Thus, positive thinking and this piece about positive psychology.
What Is Positive Psychology?
IN THIS POST
In short, as I’ve mentioned earlier, positive psychology is a branch of psychology.
Described in many ways, the accepted definition of the field is:
“Positive psychology is the scientific study of what makes life most worth living” (Peterson, 2008).
Positive Psychology is the scientific approach to studying our behavior, thoughts, feelings, and mainly focusing on our strengths instead of our weaknesses.
Instead of us constantly repairing ourselves from the “bad,” you build on the good things that happen in your life.
When practicing positive psychology, we have a better outlook on life, increase our self-esteem, and improve our social relationships.
The Principle of Positive Psychology
Positive psychology focuses on positivity, positive thinking, events, and influences, as you may well know.
When learning and talking with your therapist, most discussions revolve around:
- Life Satisfaction
When discussing and studying these topics, they will help you understand how to create your best self.
Benefits of Positive Psychology
Having a more positive mindset, learning to train your mind to think positively, and being optimistic instead of pessimistic can do wonders for your daily life.
The potential benefits are:
- Change in perspective
- Self-esteem boost
- Increased success
- Improved relationships
- Higher productivity
Founder of Positive Psychology
Martin Seligman is the founder of positive psychology, and through his research in the 1960s and ’70s, he put together the foundation of “learned helplessness.”
Learned helplessness is backed by decades of research and shows how humans and animals learn to become helpless and feel like they have lost control.
Later Seligman connected this theory with depression, noted people suffering from depression also felt helpless.
While becoming popular with “learned helplessness,” Seligman knew he had more to offer the psychology community, so he turned his attention towards human characteristics and perspectives, which could be learned.
Seligman was frustrated with psychologies focus on the negative, trauma, pain, mental illness, and suffering.

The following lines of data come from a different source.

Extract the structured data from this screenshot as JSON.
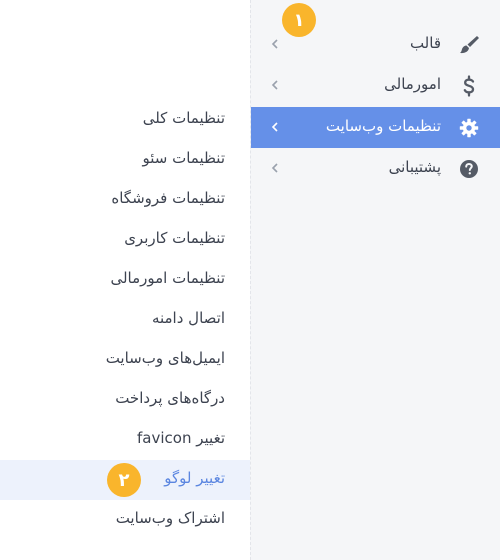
{
  "sidebar": {
    "items": [
      {
        "label": "قالب",
        "icon": "brush-icon"
      },
      {
        "label": "امورمالی",
        "icon": "dollar-icon"
      },
      {
        "label": "تنظیمات وب‌سایت",
        "icon": "gear-icon",
        "active": true,
        "badge": "۱"
      },
      {
        "label": "پشتیبانی",
        "icon": "question-circle-icon"
      }
    ]
  },
  "submenu": {
    "items": [
      {
        "label": "تنظیمات کلی"
      },
      {
        "label": "تنظیمات سئو"
      },
      {
        "label": "تنظیمات فروشگاه"
      },
      {
        "label": "تنظیمات کاربری"
      },
      {
        "label": "تنظیمات امورمالی"
      },
      {
        "label": "اتصال دامنه"
      },
      {
        "label": "ایمیل‌های وب‌سایت"
      },
      {
        "label": "درگاه‌های پرداخت"
      },
      {
        "label": "تغییر favicon"
      },
      {
        "label": "تغییر لوگو",
        "active": true,
        "badge": "۲"
      },
      {
        "label": "اشتراک وب‌سایت"
      }
    ]
  },
  "colors": {
    "accent": "#6590e8",
    "badge": "#f9b52c",
    "sidebar_bg": "#f5f6f8",
    "submenu_active_bg": "#edf2fc",
    "submenu_active_text": "#5b86e0"
  }
}
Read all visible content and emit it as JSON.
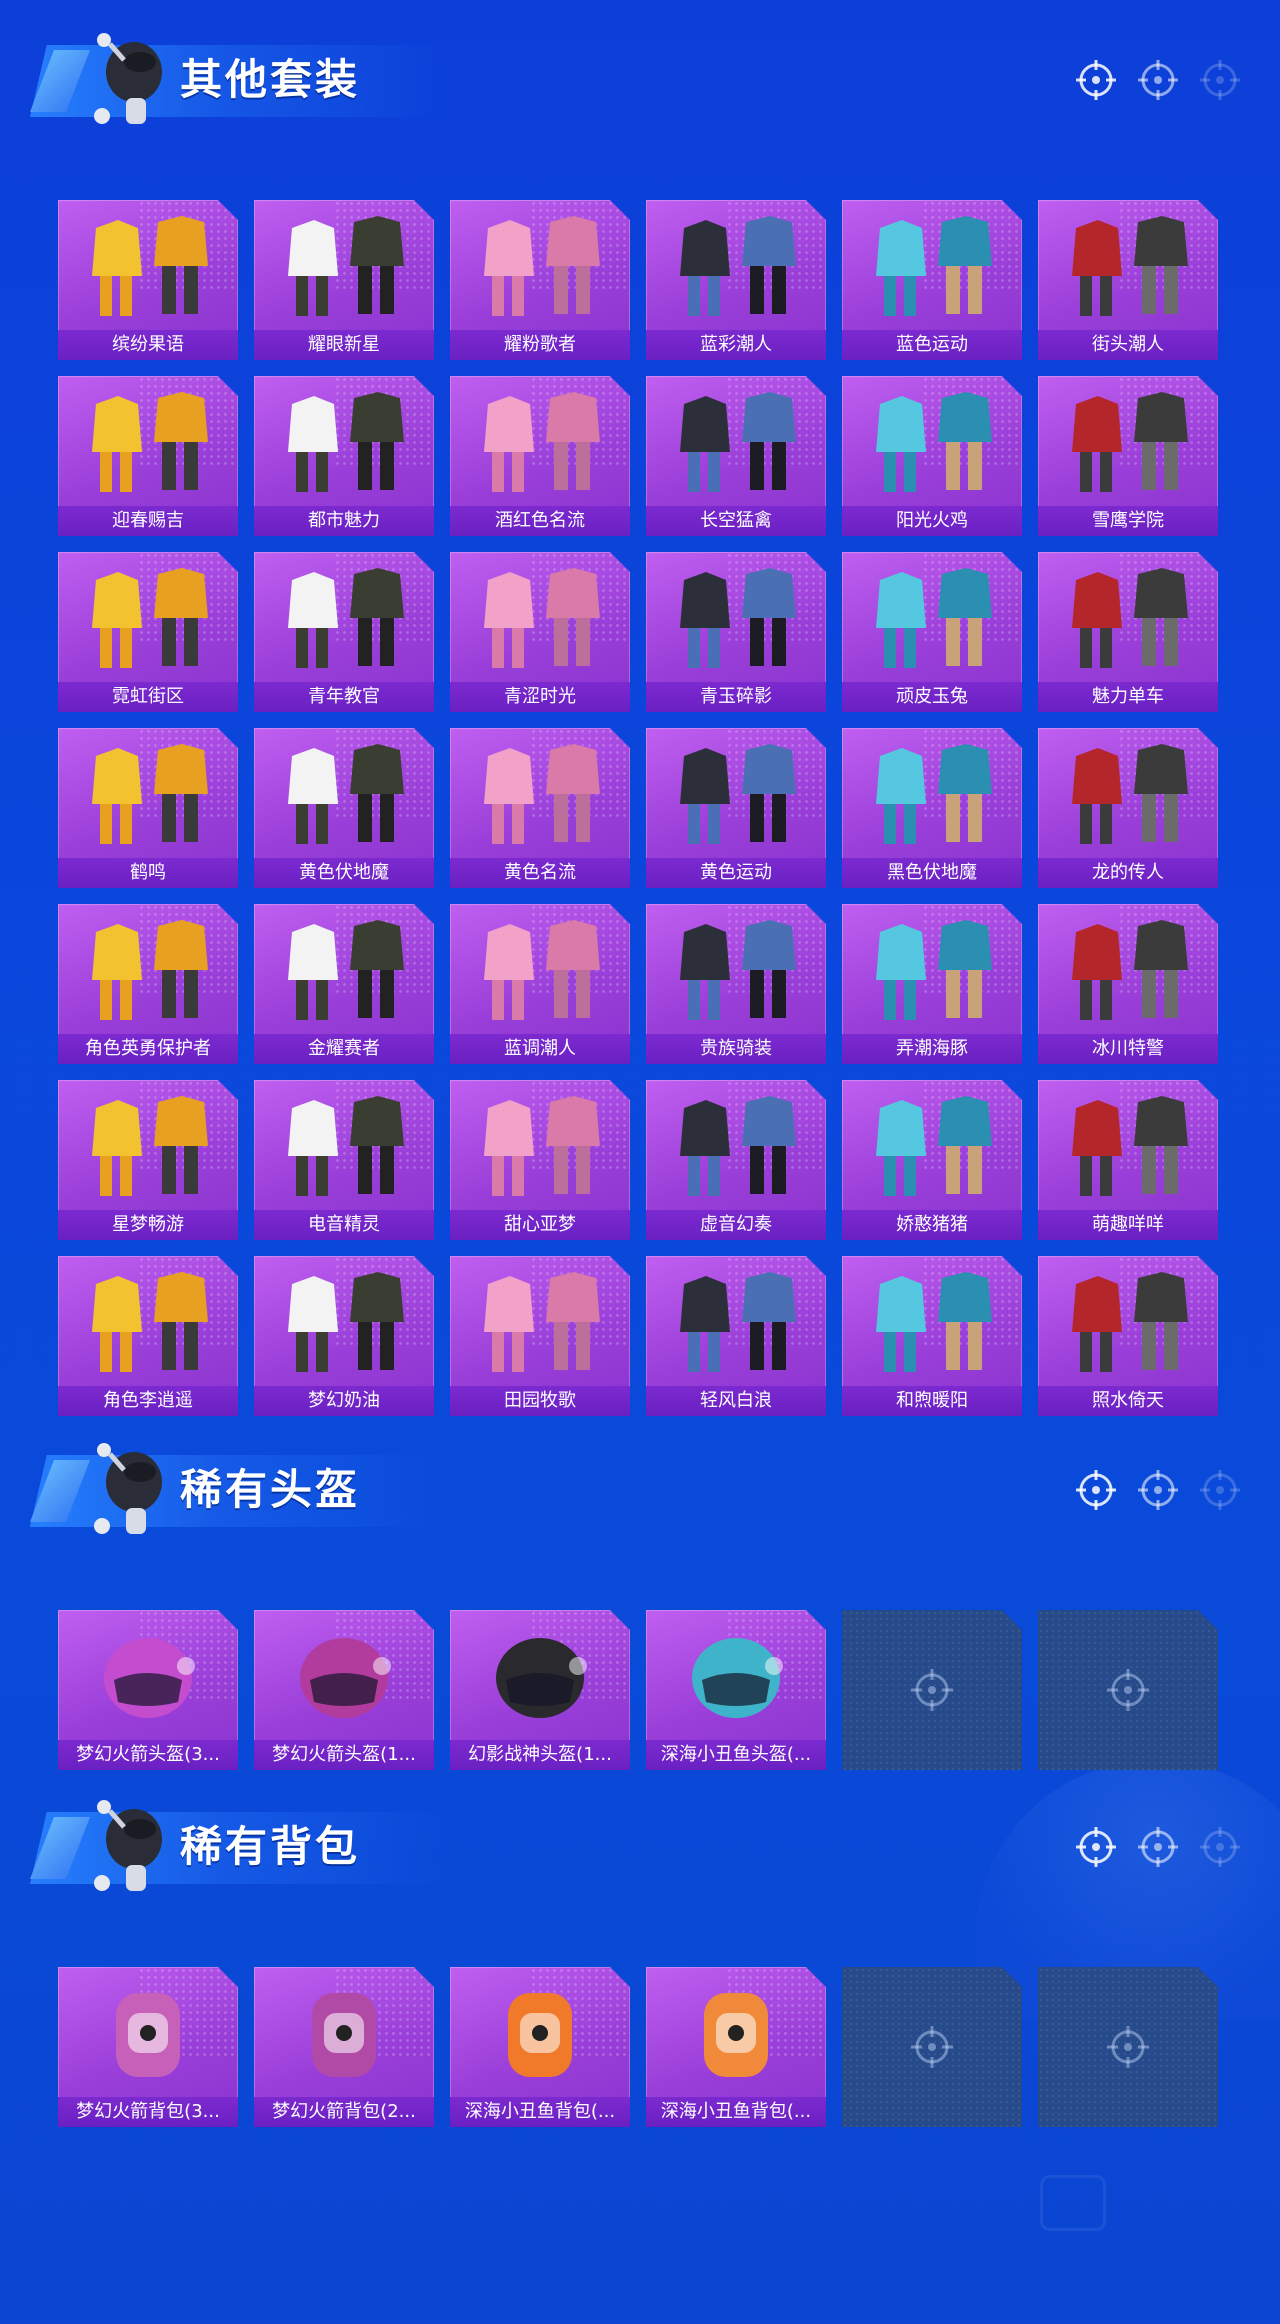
{
  "colors": {
    "background": "#0b45d8",
    "card": "#a84ae2",
    "label_bar": "#7426c9",
    "empty_slot": "#264a8a"
  },
  "sections": {
    "outfits": {
      "title": "其他套装",
      "items": [
        {
          "label": "缤纷果语",
          "art": "yellow-outfit"
        },
        {
          "label": "耀眼新星",
          "art": "white-shirt-outfit"
        },
        {
          "label": "耀粉歌者",
          "art": "pink-outfit"
        },
        {
          "label": "蓝彩潮人",
          "art": "black-outfit"
        },
        {
          "label": "蓝色运动",
          "art": "blue-outfit"
        },
        {
          "label": "街头潮人",
          "art": "red-jacket-outfit"
        },
        {
          "label": "迎春赐吉",
          "art": "red-outfit"
        },
        {
          "label": "都市魅力",
          "art": "black-red-outfit"
        },
        {
          "label": "酒红色名流",
          "art": "dark-suit-outfit"
        },
        {
          "label": "长空猛禽",
          "art": "camo-outfit"
        },
        {
          "label": "阳光火鸡",
          "art": "blue-yellow-outfit"
        },
        {
          "label": "雪鹰学院",
          "art": "white-uniform-outfit"
        },
        {
          "label": "霓虹街区",
          "art": "pink-yellow-outfit"
        },
        {
          "label": "青年教官",
          "art": "white-jacket-outfit"
        },
        {
          "label": "青涩时光",
          "art": "black-tie-outfit"
        },
        {
          "label": "青玉碎影",
          "art": "green-outfit"
        },
        {
          "label": "顽皮玉兔",
          "art": "bunny-outfit"
        },
        {
          "label": "魅力单车",
          "art": "yellow-shirt-outfit"
        },
        {
          "label": "鹤鸣",
          "art": "navy-jacket-outfit"
        },
        {
          "label": "黄色伏地魔",
          "art": "yellow-hood-outfit"
        },
        {
          "label": "黄色名流",
          "art": "tan-suit-outfit"
        },
        {
          "label": "黄色运动",
          "art": "lime-outfit"
        },
        {
          "label": "黑色伏地魔",
          "art": "black-hood-outfit"
        },
        {
          "label": "龙的传人",
          "art": "red-dress-outfit"
        },
        {
          "label": "角色英勇保护者",
          "art": "armor-character"
        },
        {
          "label": "金耀赛者",
          "art": "gold-racer-outfit"
        },
        {
          "label": "蓝调潮人",
          "art": "grey-outfit"
        },
        {
          "label": "贵族骑装",
          "art": "brown-outfit"
        },
        {
          "label": "弄潮海豚",
          "art": "dolphin-outfit"
        },
        {
          "label": "冰川特警",
          "art": "white-tactical-outfit"
        },
        {
          "label": "星梦畅游",
          "art": "astronaut-outfit"
        },
        {
          "label": "电音精灵",
          "art": "black-zip-outfit"
        },
        {
          "label": "甜心亚梦",
          "art": "pink-black-outfit"
        },
        {
          "label": "虚音幻奏",
          "art": "lavender-outfit"
        },
        {
          "label": "娇憨猪猪",
          "art": "piggy-outfit"
        },
        {
          "label": "萌趣咩咩",
          "art": "sheep-outfit"
        },
        {
          "label": "角色李逍遥",
          "art": "hero-character"
        },
        {
          "label": "梦幻奶油",
          "art": "cream-dress-outfit"
        },
        {
          "label": "田园牧歌",
          "art": "floral-dress-outfit"
        },
        {
          "label": "轻风白浪",
          "art": "white-dress-outfit"
        },
        {
          "label": "和煦暖阳",
          "art": "pastel-outfit"
        },
        {
          "label": "照水倚天",
          "art": "dark-armor-outfit"
        }
      ]
    },
    "helmets": {
      "title": "稀有头盔",
      "items": [
        {
          "label": "梦幻火箭头盔(3...",
          "art": "pink-helmet-3"
        },
        {
          "label": "梦幻火箭头盔(1...",
          "art": "pink-helmet-1"
        },
        {
          "label": "幻影战神头盔(1...",
          "art": "black-helmet"
        },
        {
          "label": "深海小丑鱼头盔(...",
          "art": "teal-helmet"
        }
      ],
      "empty_slots": 2
    },
    "backpacks": {
      "title": "稀有背包",
      "items": [
        {
          "label": "梦幻火箭背包(3...",
          "art": "pink-backpack-3"
        },
        {
          "label": "梦幻火箭背包(2...",
          "art": "pink-backpack-2"
        },
        {
          "label": "深海小丑鱼背包(...",
          "art": "clownfish-backpack-a"
        },
        {
          "label": "深海小丑鱼背包(...",
          "art": "clownfish-backpack-b"
        }
      ],
      "empty_slots": 2
    }
  }
}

So little attention was about a person’s well-being, their strengths, and happiness.
Later, when he was elected president of the American Psychological Association in 1998, he altered the field’s direction.

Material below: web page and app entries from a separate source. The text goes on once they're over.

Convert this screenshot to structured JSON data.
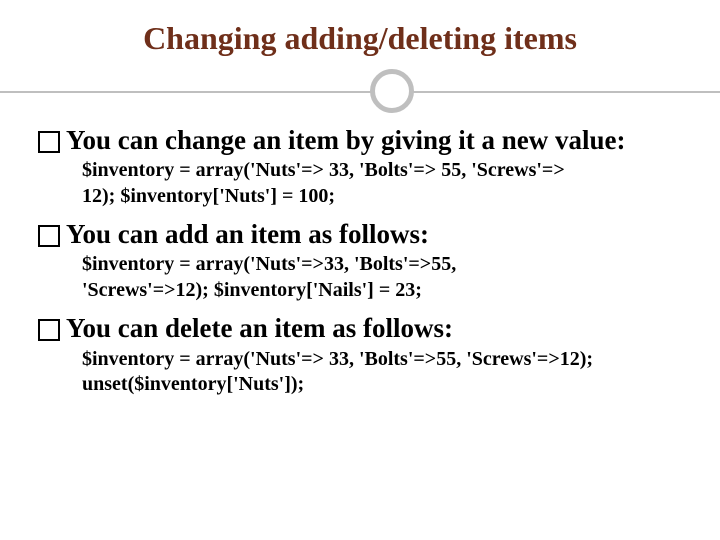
{
  "title": "Changing adding/deleting items",
  "sections": [
    {
      "heading": "You can change an item by giving it a new value:",
      "code": "$inventory = array('Nuts'=> 33, 'Bolts'=> 55, 'Screws'=> 12);\n$inventory['Nuts'] = 100;"
    },
    {
      "heading": "You can add an item as follows:",
      "code": "$inventory = array('Nuts'=>33, 'Bolts'=>55, 'Screws'=>12);\n$inventory['Nails'] = 23;"
    },
    {
      "heading": "You can delete an item as follows:",
      "code": "$inventory = array('Nuts'=> 33, 'Bolts'=>55, 'Screws'=>12);\nunset($inventory['Nuts']);"
    }
  ]
}
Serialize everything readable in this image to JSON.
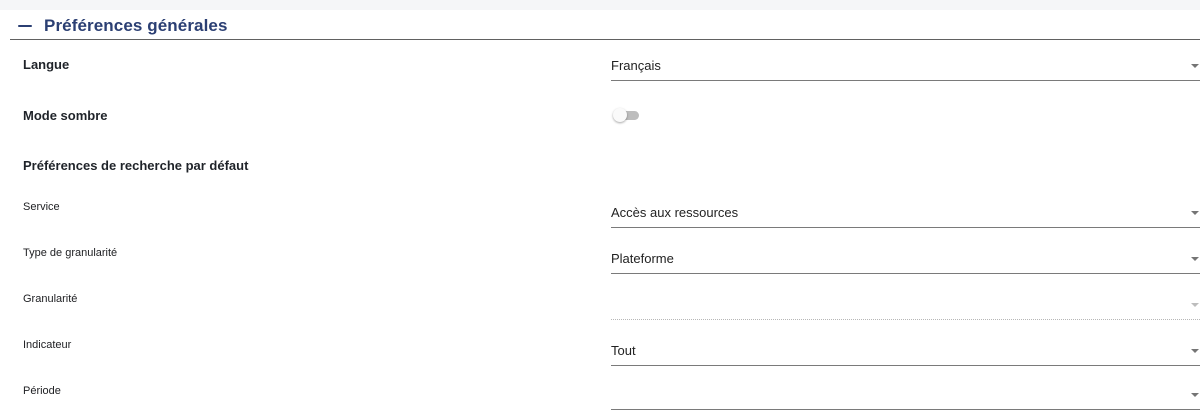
{
  "section": {
    "title": "Préférences générales",
    "collapse_icon": "minus-icon",
    "accent_color": "#2b3f73"
  },
  "general": {
    "language": {
      "label": "Langue",
      "value": "Français"
    },
    "dark_mode": {
      "label": "Mode sombre",
      "enabled": false
    }
  },
  "search_defaults": {
    "heading": "Préférences de recherche par défaut",
    "fields": {
      "service": {
        "label": "Service",
        "value": "Accès aux ressources"
      },
      "granularity_type": {
        "label": "Type de granularité",
        "value": "Plateforme"
      },
      "granularity": {
        "label": "Granularité",
        "value": "",
        "disabled": true
      },
      "indicator": {
        "label": "Indicateur",
        "value": "Tout"
      },
      "period": {
        "label": "Période",
        "value": ""
      }
    }
  }
}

A new subfield of psychology was introduced to focus on “life-giving” rather than “life-depleting.”
The new field, positive psychology, was published in 2000 by Martin Seligman and Mihaly Csikszentmihalyi, the founding father of Flow.
Positive Psychology Take Away
While positive psychology is trendy today, it also has its critics often calling it New Age-y or Pop Psychology.
Positive psychology is indeed a science, a psychology subfield that is based on evidence and scientific methods.
The focus is on happiness and fulfillment and does not mean you are advised to push away your negative emotions.
People who flourish make room for the good and work through the bad times.